Provided records >>
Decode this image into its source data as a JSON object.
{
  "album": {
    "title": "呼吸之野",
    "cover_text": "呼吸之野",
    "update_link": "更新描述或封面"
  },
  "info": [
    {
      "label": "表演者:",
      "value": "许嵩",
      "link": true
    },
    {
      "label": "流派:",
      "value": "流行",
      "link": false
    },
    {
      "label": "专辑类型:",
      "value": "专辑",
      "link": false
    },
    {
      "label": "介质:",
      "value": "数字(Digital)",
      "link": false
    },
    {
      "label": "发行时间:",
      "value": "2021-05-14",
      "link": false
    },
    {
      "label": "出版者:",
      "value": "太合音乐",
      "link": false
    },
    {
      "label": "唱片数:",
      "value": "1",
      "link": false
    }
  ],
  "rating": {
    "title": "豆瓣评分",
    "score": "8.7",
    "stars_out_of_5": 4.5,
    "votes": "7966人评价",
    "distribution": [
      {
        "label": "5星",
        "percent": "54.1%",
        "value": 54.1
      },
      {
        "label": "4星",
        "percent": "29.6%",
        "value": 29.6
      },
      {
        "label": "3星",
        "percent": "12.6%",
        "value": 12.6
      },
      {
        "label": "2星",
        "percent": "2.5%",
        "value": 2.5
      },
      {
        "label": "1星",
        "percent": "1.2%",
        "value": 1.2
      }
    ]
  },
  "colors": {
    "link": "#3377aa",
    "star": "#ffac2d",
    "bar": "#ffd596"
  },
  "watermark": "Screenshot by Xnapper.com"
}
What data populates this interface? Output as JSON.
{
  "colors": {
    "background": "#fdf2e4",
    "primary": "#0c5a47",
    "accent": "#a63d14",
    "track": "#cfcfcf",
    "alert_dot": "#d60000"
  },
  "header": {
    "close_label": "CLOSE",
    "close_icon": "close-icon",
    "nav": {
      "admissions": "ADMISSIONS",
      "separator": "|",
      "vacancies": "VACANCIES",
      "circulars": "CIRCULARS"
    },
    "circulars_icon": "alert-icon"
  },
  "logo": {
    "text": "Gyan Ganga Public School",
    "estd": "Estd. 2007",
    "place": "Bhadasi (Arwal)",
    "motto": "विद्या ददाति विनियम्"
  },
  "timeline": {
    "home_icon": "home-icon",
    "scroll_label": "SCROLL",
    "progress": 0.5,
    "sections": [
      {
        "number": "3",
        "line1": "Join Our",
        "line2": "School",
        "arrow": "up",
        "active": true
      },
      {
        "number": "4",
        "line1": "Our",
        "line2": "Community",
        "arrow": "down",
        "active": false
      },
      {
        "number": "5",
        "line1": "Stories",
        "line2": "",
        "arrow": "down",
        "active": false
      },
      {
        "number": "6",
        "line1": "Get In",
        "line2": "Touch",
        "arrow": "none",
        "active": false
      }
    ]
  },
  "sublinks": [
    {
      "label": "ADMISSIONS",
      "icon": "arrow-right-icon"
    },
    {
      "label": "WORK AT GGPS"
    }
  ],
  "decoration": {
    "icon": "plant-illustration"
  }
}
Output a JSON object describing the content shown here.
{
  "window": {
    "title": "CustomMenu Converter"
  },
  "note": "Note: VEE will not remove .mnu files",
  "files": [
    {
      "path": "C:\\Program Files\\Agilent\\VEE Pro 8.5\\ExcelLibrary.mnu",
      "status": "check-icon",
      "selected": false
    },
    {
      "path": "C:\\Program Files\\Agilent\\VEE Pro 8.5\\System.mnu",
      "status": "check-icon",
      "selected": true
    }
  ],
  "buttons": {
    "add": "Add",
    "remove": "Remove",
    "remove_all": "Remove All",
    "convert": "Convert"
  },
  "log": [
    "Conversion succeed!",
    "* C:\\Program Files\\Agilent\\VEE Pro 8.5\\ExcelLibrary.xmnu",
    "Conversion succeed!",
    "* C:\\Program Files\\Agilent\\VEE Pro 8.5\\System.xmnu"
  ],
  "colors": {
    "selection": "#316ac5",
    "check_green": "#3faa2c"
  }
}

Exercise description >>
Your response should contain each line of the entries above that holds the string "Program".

Solved exercise >>
      "path": "C:\\Program Files\\Agilent\\VEE Pro 8.5\\ExcelLibrary.mnu",
      "path": "C:\\Program Files\\Agilent\\VEE Pro 8.5\\System.mnu",
    "* C:\\Program Files\\Agilent\\VEE Pro 8.5\\ExcelLibrary.xmnu",
    "* C:\\Program Files\\Agilent\\VEE Pro 8.5\\System.xmnu"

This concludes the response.